◆ **What to work on**
Each line below containing the word "JSON" needs to be shown.

BEGIN Given records

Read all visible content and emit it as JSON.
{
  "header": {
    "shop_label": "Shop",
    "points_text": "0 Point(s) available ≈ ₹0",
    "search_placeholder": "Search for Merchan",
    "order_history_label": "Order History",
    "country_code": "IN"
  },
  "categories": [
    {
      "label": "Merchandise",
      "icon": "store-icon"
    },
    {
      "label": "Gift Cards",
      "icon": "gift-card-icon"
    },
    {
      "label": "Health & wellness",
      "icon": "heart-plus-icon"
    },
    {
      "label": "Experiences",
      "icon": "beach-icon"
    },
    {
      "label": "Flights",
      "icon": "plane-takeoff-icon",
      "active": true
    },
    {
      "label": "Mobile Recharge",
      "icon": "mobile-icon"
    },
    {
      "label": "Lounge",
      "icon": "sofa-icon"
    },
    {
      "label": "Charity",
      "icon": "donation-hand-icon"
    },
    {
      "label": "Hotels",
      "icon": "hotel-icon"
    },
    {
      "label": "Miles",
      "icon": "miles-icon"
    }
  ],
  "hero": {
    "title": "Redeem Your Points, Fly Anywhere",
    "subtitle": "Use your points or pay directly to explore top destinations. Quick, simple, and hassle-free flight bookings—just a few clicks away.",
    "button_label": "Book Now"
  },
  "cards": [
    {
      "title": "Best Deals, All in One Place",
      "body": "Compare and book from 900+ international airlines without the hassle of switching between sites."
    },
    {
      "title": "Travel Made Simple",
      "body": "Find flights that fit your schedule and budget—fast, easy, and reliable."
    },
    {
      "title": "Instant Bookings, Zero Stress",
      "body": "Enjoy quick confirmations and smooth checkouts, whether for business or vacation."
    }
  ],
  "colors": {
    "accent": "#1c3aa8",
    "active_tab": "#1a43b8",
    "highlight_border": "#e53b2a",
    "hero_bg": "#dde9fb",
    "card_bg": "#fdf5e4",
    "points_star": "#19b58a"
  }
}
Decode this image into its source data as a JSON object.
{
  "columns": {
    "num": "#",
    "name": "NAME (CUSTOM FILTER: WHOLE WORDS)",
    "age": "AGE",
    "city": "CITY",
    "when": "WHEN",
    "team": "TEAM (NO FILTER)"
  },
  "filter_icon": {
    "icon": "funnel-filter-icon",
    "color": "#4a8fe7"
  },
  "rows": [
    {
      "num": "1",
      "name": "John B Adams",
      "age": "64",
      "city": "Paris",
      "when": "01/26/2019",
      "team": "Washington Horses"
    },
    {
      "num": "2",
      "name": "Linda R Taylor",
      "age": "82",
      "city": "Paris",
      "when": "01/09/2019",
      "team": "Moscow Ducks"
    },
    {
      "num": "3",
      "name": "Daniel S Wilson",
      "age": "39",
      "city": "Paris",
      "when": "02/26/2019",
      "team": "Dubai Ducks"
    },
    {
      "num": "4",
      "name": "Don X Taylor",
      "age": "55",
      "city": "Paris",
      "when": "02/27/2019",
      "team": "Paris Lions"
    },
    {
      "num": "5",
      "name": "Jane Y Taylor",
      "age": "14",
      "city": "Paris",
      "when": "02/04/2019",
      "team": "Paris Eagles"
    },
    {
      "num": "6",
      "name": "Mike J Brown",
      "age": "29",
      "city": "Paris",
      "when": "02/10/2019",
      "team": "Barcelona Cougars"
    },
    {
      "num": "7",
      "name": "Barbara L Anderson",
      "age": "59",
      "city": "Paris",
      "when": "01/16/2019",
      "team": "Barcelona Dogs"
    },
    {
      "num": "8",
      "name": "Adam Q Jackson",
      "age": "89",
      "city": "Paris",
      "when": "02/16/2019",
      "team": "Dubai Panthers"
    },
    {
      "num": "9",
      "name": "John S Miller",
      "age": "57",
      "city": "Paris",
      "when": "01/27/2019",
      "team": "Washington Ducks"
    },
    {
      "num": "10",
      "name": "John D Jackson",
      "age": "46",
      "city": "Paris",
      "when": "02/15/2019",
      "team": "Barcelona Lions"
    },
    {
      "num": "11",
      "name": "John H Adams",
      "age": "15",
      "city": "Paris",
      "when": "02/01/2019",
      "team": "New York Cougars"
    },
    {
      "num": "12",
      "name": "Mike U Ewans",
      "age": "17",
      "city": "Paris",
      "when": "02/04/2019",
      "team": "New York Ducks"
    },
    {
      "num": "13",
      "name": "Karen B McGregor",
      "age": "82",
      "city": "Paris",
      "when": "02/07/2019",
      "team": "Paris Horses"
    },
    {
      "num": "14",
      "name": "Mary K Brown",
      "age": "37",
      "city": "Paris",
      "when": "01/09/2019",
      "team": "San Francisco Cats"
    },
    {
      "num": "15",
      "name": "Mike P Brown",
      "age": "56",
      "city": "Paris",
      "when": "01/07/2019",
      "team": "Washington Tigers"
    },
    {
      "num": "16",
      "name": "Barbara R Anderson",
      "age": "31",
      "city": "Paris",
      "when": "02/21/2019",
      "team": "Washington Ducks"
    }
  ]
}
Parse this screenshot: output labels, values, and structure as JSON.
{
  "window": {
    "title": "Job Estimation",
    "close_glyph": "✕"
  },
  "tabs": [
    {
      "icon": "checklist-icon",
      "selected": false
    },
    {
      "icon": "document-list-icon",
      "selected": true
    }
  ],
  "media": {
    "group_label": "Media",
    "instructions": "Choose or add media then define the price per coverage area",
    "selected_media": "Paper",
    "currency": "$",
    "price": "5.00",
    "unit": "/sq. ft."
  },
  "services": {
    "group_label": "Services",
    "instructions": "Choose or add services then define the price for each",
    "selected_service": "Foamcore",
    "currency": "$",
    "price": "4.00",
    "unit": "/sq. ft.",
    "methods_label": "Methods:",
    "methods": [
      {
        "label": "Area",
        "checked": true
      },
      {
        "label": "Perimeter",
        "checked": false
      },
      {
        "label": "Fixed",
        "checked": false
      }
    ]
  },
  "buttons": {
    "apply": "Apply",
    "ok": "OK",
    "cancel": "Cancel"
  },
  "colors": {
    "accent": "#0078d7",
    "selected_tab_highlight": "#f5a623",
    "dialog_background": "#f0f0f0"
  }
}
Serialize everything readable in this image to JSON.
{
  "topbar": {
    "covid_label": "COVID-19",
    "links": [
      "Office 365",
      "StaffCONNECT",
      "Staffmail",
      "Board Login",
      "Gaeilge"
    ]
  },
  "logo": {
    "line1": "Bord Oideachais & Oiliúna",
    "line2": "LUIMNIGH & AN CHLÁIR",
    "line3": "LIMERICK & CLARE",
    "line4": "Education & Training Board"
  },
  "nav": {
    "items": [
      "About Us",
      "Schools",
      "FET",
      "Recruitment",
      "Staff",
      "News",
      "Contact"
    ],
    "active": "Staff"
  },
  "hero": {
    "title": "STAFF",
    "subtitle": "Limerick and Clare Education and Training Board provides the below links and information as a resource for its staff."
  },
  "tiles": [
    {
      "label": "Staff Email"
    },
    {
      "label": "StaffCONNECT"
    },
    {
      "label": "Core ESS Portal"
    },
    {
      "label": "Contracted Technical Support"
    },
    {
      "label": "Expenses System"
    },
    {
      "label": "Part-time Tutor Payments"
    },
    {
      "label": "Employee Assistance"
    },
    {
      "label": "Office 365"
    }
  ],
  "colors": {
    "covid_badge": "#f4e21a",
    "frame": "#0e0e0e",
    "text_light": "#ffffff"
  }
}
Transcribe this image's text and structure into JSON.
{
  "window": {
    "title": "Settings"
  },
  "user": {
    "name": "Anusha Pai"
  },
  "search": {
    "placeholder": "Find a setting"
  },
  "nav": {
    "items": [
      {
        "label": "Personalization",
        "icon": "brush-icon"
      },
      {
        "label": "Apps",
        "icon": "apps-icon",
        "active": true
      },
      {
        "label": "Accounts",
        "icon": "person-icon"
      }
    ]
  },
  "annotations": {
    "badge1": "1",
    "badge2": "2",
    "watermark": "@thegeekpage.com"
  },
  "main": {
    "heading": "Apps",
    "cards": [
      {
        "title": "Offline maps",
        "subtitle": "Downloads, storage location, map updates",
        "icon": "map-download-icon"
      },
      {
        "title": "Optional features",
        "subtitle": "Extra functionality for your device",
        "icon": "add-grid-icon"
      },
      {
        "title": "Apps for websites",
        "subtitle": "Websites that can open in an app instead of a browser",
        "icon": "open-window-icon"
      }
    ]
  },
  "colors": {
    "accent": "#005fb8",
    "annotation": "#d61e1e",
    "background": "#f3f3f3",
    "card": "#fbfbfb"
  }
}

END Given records

◆ **Solution for this exercise**
Read all visible content and emit it as JSON.
Decode this image into its source data as a JSON object.
Parse this screenshot: output labels, values, and structure as JSON.
Serialize everything readable in this image to JSON.
Transcribe this image's text and structure into JSON.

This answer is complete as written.